There may be institutional and economic subtleties I don’t understand, which I would be glad to be corrected on. But let me write based on my current understanding of the Reverse Repo Program (RRP) until one of you corrects me. The reason funds in the Reverse Repo Program (RRP) can act, economically, as such close substitutes for reserves, is that during the day they become reserves, while at night, for the bank or other financial firm, they become something else that can earn a different interest rate from reserves. That is, with RRP, the Fed is borrowing money overnight using T-bills as collateral, and then repays the money in the morning by crediting the lender with funds that are reserves in some bank’s reserve account at the Fed.
Above, I said that in the policy I envisioned, reserves would be capped, but that is only partly true: the reserves banks can hold are capped at night, but banks are allowed to have what is potentially a much larger amount of reserves during the day. At night, to meet their cap, banks both on their own account and on behalf of depositors have to sweep reserves above the reserve cap into RRP. An individual bank might find another alternative, but that just shuffles reserves around to another bank. So in the aggregate, the funds above the cap have to go into something with the Fed on the other side of the transaction, and RRP is what is available.
“During the day, reserves; during the night another alter ego that earns a different interest rate” sounds structurally a bit like the blurb for a superhero. The Reserve Repo Program may not be a superhero, but it could come in handy. I hope the Fed keeps it in operation, just in case it is more useful in some future situation than is now appreciated.
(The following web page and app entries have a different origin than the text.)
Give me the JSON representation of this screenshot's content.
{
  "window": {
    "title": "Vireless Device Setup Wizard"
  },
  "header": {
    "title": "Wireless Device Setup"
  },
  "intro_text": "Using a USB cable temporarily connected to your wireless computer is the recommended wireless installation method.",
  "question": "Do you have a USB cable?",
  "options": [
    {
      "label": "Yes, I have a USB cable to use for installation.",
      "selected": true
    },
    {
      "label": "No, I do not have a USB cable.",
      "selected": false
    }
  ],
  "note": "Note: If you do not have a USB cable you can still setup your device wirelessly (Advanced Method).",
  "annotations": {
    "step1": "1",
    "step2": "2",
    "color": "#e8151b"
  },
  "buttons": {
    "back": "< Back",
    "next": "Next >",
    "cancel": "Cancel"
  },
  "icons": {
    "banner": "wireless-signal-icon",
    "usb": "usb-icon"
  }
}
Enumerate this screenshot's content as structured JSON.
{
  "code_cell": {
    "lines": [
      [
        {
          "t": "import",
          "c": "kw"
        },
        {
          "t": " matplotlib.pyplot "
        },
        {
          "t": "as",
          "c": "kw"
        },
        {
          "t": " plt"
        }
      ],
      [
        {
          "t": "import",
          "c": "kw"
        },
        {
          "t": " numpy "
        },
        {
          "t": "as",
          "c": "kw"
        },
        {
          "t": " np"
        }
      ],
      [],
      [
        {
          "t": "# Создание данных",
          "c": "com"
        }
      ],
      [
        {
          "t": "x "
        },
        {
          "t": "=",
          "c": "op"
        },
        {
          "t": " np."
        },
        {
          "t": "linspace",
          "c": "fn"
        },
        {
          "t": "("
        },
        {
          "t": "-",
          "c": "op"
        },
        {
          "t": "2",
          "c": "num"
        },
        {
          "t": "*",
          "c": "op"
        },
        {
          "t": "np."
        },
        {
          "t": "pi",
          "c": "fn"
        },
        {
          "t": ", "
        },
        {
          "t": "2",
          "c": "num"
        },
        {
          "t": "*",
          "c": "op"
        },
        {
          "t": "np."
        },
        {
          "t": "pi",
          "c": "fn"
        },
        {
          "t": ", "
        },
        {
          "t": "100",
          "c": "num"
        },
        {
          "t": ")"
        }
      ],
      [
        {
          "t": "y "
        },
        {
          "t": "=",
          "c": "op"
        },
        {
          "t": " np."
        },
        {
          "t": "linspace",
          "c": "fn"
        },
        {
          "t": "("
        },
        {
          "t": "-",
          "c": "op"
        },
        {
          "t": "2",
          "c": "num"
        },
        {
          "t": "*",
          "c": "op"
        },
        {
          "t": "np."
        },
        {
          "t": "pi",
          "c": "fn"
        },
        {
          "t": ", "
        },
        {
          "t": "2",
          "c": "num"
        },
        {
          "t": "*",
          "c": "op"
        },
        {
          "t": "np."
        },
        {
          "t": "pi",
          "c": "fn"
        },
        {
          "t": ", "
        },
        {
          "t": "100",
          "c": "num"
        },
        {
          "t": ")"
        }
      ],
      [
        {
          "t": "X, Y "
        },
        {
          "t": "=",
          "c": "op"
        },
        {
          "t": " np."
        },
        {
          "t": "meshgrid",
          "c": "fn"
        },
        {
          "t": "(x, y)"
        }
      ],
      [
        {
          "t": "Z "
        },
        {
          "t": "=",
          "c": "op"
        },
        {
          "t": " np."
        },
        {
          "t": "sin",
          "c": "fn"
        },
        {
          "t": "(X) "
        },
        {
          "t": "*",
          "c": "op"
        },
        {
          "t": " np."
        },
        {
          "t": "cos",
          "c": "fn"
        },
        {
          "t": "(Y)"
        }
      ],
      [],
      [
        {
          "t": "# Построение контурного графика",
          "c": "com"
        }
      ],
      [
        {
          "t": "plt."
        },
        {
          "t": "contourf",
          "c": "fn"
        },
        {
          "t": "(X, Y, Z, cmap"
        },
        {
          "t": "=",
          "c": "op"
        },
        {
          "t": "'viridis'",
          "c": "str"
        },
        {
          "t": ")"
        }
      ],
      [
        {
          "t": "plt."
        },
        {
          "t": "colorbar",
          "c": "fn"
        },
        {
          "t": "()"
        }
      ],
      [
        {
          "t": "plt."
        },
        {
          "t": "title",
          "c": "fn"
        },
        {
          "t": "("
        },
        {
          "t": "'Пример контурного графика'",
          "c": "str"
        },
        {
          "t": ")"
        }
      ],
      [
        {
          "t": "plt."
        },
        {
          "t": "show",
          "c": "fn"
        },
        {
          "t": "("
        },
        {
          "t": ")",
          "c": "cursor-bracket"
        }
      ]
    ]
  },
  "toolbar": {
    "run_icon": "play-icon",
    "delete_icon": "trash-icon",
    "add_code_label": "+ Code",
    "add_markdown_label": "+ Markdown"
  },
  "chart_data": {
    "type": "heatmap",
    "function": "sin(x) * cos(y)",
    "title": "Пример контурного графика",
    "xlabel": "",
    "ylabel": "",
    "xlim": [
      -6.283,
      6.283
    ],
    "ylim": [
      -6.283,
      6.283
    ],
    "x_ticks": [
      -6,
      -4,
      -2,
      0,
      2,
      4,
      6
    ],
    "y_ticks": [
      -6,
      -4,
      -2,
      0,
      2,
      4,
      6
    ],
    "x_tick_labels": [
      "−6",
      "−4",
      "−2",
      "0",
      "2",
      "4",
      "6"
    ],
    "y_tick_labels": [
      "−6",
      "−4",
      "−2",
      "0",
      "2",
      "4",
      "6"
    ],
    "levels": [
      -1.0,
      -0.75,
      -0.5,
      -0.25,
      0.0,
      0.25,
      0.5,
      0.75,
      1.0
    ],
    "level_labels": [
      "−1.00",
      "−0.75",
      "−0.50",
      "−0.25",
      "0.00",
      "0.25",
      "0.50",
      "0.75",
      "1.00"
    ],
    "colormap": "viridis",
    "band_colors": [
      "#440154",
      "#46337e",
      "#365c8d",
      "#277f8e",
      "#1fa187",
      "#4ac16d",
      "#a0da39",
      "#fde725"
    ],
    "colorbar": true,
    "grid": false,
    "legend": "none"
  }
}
Postscript: One reason the Fed is considering discontinuing the Reverse Repo Program in the future is the fear that too many funds might flee to it in a future crisis, allowing some other markets to collapse. The solution to this is already built into the structure of the Reverse Repo Program: over short horizons, there is a level at which the rate in the Reverse Repo Program adjusts by auction rather than the quantity adjusting with the same rate. Then over longer horizons–that is, as soon as the Fed can meet, which might be within a week during a crisis–the regular rate for the Reverse Repo Program should be adjusted downward sharply to avoid that rate becoming an obstructionist lower bound.